Collection entries
[Start of section]
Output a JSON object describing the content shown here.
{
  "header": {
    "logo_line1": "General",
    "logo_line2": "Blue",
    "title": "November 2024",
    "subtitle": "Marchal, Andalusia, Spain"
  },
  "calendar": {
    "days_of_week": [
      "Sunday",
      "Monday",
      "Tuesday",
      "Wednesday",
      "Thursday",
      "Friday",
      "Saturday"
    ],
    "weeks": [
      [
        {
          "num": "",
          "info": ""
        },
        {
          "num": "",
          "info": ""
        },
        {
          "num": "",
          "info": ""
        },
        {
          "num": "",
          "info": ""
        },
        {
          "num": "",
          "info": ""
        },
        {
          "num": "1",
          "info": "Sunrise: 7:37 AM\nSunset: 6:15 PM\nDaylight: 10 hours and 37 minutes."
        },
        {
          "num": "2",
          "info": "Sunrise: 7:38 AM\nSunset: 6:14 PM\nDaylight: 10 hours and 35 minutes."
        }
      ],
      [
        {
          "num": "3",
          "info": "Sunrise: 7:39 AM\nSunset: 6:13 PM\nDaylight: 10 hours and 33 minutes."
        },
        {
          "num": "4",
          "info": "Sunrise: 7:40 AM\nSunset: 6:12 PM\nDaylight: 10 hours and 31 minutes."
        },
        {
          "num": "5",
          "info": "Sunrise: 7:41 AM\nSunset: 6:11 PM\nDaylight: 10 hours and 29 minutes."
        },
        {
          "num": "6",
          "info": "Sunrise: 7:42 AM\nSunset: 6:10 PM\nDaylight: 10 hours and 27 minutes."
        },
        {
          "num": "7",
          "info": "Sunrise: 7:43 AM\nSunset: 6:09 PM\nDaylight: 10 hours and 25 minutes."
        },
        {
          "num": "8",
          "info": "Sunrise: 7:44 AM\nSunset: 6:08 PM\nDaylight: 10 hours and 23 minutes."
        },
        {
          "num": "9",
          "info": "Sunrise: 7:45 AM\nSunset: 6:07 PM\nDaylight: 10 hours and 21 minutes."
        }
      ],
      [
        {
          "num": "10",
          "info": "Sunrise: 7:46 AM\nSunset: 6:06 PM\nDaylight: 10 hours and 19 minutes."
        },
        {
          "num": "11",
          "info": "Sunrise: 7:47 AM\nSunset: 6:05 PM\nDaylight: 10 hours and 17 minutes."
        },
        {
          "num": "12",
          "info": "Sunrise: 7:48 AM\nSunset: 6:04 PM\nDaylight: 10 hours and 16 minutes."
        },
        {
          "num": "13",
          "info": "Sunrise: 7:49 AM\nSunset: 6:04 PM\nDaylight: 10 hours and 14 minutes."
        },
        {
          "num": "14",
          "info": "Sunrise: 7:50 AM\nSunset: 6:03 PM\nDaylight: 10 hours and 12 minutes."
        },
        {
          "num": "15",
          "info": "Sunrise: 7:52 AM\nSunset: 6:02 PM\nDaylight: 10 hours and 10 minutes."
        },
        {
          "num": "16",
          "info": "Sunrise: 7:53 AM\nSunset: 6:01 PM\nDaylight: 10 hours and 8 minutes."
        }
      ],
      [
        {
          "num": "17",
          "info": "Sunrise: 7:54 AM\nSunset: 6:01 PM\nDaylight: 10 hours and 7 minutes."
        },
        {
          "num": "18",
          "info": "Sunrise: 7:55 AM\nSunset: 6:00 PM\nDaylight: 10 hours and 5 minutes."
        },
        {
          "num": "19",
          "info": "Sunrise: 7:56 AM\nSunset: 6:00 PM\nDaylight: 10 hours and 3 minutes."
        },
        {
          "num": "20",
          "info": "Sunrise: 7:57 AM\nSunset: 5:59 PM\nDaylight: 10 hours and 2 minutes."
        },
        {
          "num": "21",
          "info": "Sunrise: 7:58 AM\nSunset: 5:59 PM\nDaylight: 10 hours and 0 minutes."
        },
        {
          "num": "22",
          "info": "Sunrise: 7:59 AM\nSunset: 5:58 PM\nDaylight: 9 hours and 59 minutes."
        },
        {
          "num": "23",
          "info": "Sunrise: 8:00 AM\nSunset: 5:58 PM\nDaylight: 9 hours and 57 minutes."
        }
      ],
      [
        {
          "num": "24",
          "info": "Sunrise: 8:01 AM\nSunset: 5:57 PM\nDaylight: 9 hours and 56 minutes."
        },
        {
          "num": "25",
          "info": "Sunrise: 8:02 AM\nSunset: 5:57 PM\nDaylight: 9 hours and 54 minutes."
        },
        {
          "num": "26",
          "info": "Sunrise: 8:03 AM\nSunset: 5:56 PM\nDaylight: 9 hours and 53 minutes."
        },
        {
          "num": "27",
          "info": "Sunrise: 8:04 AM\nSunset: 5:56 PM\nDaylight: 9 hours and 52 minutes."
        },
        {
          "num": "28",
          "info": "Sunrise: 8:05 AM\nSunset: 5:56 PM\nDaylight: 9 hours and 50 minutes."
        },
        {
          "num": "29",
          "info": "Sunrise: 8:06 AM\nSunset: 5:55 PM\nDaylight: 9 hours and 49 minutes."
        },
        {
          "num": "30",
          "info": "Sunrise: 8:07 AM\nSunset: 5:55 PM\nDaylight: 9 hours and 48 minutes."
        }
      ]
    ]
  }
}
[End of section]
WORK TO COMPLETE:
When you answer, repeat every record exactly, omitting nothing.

EXERCISE RESULT:
Output a JSON object describing the content shown here.
{
  "header": {
    "logo_line1": "General",
    "logo_line2": "Blue",
    "title": "November 2024",
    "subtitle": "Marchal, Andalusia, Spain"
  },
  "calendar": {
    "days_of_week": [
      "Sunday",
      "Monday",
      "Tuesday",
      "Wednesday",
      "Thursday",
      "Friday",
      "Saturday"
    ],
    "weeks": [
      [
        {
          "num": "",
          "info": ""
        },
        {
          "num": "",
          "info": ""
        },
        {
          "num": "",
          "info": ""
        },
        {
          "num": "",
          "info": ""
        },
        {
          "num": "",
          "info": ""
        },
        {
          "num": "1",
          "info": "Sunrise: 7:37 AM\nSunset: 6:15 PM\nDaylight: 10 hours and 37 minutes."
        },
        {
          "num": "2",
          "info": "Sunrise: 7:38 AM\nSunset: 6:14 PM\nDaylight: 10 hours and 35 minutes."
        }
      ],
      [
        {
          "num": "3",
          "info": "Sunrise: 7:39 AM\nSunset: 6:13 PM\nDaylight: 10 hours and 33 minutes."
        },
        {
          "num": "4",
          "info": "Sunrise: 7:40 AM\nSunset: 6:12 PM\nDaylight: 10 hours and 31 minutes."
        },
        {
          "num": "5",
          "info": "Sunrise: 7:41 AM\nSunset: 6:11 PM\nDaylight: 10 hours and 29 minutes."
        },
        {
          "num": "6",
          "info": "Sunrise: 7:42 AM\nSunset: 6:10 PM\nDaylight: 10 hours and 27 minutes."
        },
        {
          "num": "7",
          "info": "Sunrise: 7:43 AM\nSunset: 6:09 PM\nDaylight: 10 hours and 25 minutes."
        },
        {
          "num": "8",
          "info": "Sunrise: 7:44 AM\nSunset: 6:08 PM\nDaylight: 10 hours and 23 minutes."
        },
        {
          "num": "9",
          "info": "Sunrise: 7:45 AM\nSunset: 6:07 PM\nDaylight: 10 hours and 21 minutes."
        }
      ],
      [
        {
          "num": "10",
          "info": "Sunrise: 7:46 AM\nSunset: 6:06 PM\nDaylight: 10 hours and 19 minutes."
        },
        {
          "num": "11",
          "info": "Sunrise: 7:47 AM\nSunset: 6:05 PM\nDaylight: 10 hours and 17 minutes."
        },
        {
          "num": "12",
          "info": "Sunrise: 7:48 AM\nSunset: 6:04 PM\nDaylight: 10 hours and 16 minutes."
        },
        {
          "num": "13",
          "info": "Sunrise: 7:49 AM\nSunset: 6:04 PM\nDaylight: 10 hours and 14 minutes."
        },
        {
          "num": "14",
          "info": "Sunrise: 7:50 AM\nSunset: 6:03 PM\nDaylight: 10 hours and 12 minutes."
        },
        {
          "num": "15",
          "info": "Sunrise: 7:52 AM\nSunset: 6:02 PM\nDaylight: 10 hours and 10 minutes."
        },
        {
          "num": "16",
          "info": "Sunrise: 7:53 AM\nSunset: 6:01 PM\nDaylight: 10 hours and 8 minutes."
        }
      ],
      [
        {
          "num": "17",
          "info": "Sunrise: 7:54 AM\nSunset: 6:01 PM\nDaylight: 10 hours and 7 minutes."
        },
        {
          "num": "18",
          "info": "Sunrise: 7:55 AM\nSunset: 6:00 PM\nDaylight: 10 hours and 5 minutes."
        },
        {
          "num": "19",
          "info": "Sunrise: 7:56 AM\nSunset: 6:00 PM\nDaylight: 10 hours and 3 minutes."
        },
        {
          "num": "20",
          "info": "Sunrise: 7:57 AM\nSunset: 5:59 PM\nDaylight: 10 hours and 2 minutes."
        },
        {
          "num": "21",
          "info": "Sunrise: 7:58 AM\nSunset: 5:59 PM\nDaylight: 10 hours and 0 minutes."
        },
        {
          "num": "22",
          "info": "Sunrise: 7:59 AM\nSunset: 5:58 PM\nDaylight: 9 hours and 59 minutes."
        },
        {
          "num": "23",
          "info": "Sunrise: 8:00 AM\nSunset: 5:58 PM\nDaylight: 9 hours and 57 minutes."
        }
      ],
      [
        {
          "num": "24",
          "info": "Sunrise: 8:01 AM\nSunset: 5:57 PM\nDaylight: 9 hours and 56 minutes."
        },
        {
          "num": "25",
          "info": "Sunrise: 8:02 AM\nSunset: 5:57 PM\nDaylight: 9 hours and 54 minutes."
        },
        {
          "num": "26",
          "info": "Sunrise: 8:03 AM\nSunset: 5:56 PM\nDaylight: 9 hours and 53 minutes."
        },
        {
          "num": "27",
          "info": "Sunrise: 8:04 AM\nSunset: 5:56 PM\nDaylight: 9 hours and 52 minutes."
        },
        {
          "num": "28",
          "info": "Sunrise: 8:05 AM\nSunset: 5:56 PM\nDaylight: 9 hours and 50 minutes."
        },
        {
          "num": "29",
          "info": "Sunrise: 8:06 AM\nSunset: 5:55 PM\nDaylight: 9 hours and 49 minutes."
        },
        {
          "num": "30",
          "info": "Sunrise: 8:07 AM\nSunset: 5:55 PM\nDaylight: 9 hours and 48 minutes."
        }
      ]
    ]
  }
}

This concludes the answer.